Why We Love This Gemstone

Geological Clock

With radioactive trace elements that tick off time, zircon is a geological clock that tells us about the early earth.

Brilliance and Fire

Zircon has very high luster, refractive indices, and dispersion, giving it lots of brilliance and rainbow flashes of fire.


Zircon’s pronounced double refraction means you can see twice as many facets and twice as much fire.

Quality Factors

Among consumers, blue is the most popular color of zircon.

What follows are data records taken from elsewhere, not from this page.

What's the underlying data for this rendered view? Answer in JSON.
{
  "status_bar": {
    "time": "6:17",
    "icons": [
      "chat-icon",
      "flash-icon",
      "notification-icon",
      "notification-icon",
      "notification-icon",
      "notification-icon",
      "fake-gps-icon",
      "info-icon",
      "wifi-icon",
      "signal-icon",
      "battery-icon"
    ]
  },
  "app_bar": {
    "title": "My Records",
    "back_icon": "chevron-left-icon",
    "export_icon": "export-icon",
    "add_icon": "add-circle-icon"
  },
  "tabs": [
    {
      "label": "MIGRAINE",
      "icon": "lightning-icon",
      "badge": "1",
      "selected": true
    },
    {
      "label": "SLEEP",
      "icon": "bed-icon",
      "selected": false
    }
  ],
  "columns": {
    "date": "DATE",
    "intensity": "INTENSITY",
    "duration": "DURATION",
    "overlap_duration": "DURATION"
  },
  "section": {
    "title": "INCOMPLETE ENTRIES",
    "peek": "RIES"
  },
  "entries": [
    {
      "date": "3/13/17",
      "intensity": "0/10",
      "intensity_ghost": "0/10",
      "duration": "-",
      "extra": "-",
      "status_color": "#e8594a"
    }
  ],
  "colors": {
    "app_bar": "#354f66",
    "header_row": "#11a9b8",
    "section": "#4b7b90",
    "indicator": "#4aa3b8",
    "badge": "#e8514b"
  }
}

quality factors

The most valuable colors of zircon are blue, bright red, and green.


quality factors

Zircon is often eye-clean. Gems with noticeable inclusions are less valuable.


quality factors

To maximize its brilliance, zircon is most often cut in rounds and ovals.

Carat Weight

quality factors

Zircon in fine quality is rare in large sizes. Zircon weighs more than most gems of like size.

Zircon Quality Factors: The Comprehensive Guide


Explore sources, gemological research, and the role of gems in history.

Zircon from the Harts Range, Northern Territory, Australia

Maxwell J. Faulkner and James E. Shigley , Dec 1, 1989 Read Article

Brownish Red Zircon from Muling, China

Tao Chen, Hao Ai, Mingxing Yang, Shu Zheng, and Yungui Liu , May 9, 2011 Read Article

The Elahera Gem Field in Central Sri Lanka

Mahinda Gunawardene and Mahinda S. Rupasinghe , Jun 1, 1986 Read Article

Gem Wealth of Tanzania

Dona M. Dirlam, Elise B. Misiorowski, Rosemary Tozer, Karen B. Stark and Allen M. Bassett , Jun 1, 1992 Read Article